**Exercise goal:**
Set down each line of the data below exactly.

Data supplied Start Marker

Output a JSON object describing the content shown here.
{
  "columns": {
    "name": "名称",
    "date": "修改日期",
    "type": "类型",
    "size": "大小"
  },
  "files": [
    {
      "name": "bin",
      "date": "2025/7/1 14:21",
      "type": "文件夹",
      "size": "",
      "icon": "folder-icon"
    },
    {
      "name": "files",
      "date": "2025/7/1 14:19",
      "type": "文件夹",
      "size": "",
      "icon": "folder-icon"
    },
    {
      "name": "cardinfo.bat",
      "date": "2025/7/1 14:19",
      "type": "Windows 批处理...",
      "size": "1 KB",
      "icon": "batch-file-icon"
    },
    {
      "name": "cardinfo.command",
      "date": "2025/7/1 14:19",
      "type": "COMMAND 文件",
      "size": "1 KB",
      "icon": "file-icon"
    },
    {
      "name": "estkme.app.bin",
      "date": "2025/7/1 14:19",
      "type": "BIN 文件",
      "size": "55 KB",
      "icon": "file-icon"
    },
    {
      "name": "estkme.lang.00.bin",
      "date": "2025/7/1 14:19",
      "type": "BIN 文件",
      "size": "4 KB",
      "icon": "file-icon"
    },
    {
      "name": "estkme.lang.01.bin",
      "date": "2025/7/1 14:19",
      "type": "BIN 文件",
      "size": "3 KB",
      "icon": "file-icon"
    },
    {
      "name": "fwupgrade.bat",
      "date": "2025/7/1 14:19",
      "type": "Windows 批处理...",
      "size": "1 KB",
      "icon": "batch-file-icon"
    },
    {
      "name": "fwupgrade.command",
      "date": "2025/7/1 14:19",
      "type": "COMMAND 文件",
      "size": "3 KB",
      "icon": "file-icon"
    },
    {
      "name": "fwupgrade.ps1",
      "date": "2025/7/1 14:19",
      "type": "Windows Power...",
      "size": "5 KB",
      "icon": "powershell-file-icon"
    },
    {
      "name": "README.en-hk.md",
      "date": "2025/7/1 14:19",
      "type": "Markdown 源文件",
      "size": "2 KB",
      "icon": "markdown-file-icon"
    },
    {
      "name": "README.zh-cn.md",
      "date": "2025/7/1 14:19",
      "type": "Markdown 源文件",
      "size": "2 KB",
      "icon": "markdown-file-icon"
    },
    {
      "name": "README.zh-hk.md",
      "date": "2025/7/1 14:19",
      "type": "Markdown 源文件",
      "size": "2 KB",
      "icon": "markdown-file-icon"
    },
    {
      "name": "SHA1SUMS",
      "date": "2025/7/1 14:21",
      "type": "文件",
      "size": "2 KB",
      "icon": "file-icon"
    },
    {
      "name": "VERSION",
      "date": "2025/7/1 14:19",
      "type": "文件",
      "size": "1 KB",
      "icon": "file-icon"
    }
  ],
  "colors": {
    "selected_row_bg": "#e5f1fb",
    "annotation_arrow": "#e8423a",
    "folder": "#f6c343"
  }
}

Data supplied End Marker

**Response area:**
Output a JSON object describing the content shown here.
{
  "columns": {
    "name": "名称",
    "date": "修改日期",
    "type": "类型",
    "size": "大小"
  },
  "files": [
    {
      "name": "bin",
      "date": "2025/7/1 14:21",
      "type": "文件夹",
      "size": "",
      "icon": "folder-icon"
    },
    {
      "name": "files",
      "date": "2025/7/1 14:19",
      "type": "文件夹",
      "size": "",
      "icon": "folder-icon"
    },
    {
      "name": "cardinfo.bat",
      "date": "2025/7/1 14:19",
      "type": "Windows 批处理...",
      "size": "1 KB",
      "icon": "batch-file-icon"
    },
    {
      "name": "cardinfo.command",
      "date": "2025/7/1 14:19",
      "type": "COMMAND 文件",
      "size": "1 KB",
      "icon": "file-icon"
    },
    {
      "name": "estkme.app.bin",
      "date": "2025/7/1 14:19",
      "type": "BIN 文件",
      "size": "55 KB",
      "icon": "file-icon"
    },
    {
      "name": "estkme.lang.00.bin",
      "date": "2025/7/1 14:19",
      "type": "BIN 文件",
      "size": "4 KB",
      "icon": "file-icon"
    },
    {
      "name": "estkme.lang.01.bin",
      "date": "2025/7/1 14:19",
      "type": "BIN 文件",
      "size": "3 KB",
      "icon": "file-icon"
    },
    {
      "name": "fwupgrade.bat",
      "date": "2025/7/1 14:19",
      "type": "Windows 批处理...",
      "size": "1 KB",
      "icon": "batch-file-icon"
    },
    {
      "name": "fwupgrade.command",
      "date": "2025/7/1 14:19",
      "type": "COMMAND 文件",
      "size": "3 KB",
      "icon": "file-icon"
    },
    {
      "name": "fwupgrade.ps1",
      "date": "2025/7/1 14:19",
      "type": "Windows Power...",
      "size": "5 KB",
      "icon": "powershell-file-icon"
    },
    {
      "name": "README.en-hk.md",
      "date": "2025/7/1 14:19",
      "type": "Markdown 源文件",
      "size": "2 KB",
      "icon": "markdown-file-icon"
    },
    {
      "name": "README.zh-cn.md",
      "date": "2025/7/1 14:19",
      "type": "Markdown 源文件",
      "size": "2 KB",
      "icon": "markdown-file-icon"
    },
    {
      "name": "README.zh-hk.md",
      "date": "2025/7/1 14:19",
      "type": "Markdown 源文件",
      "size": "2 KB",
      "icon": "markdown-file-icon"
    },
    {
      "name": "SHA1SUMS",
      "date": "2025/7/1 14:21",
      "type": "文件",
      "size": "2 KB",
      "icon": "file-icon"
    },
    {
      "name": "VERSION",
      "date": "2025/7/1 14:19",
      "type": "文件",
      "size": "1 KB",
      "icon": "file-icon"
    }
  ],
  "colors": {
    "selected_row_bg": "#e5f1fb",
    "annotation_arrow": "#e8423a",
    "folder": "#f6c343"
  }
}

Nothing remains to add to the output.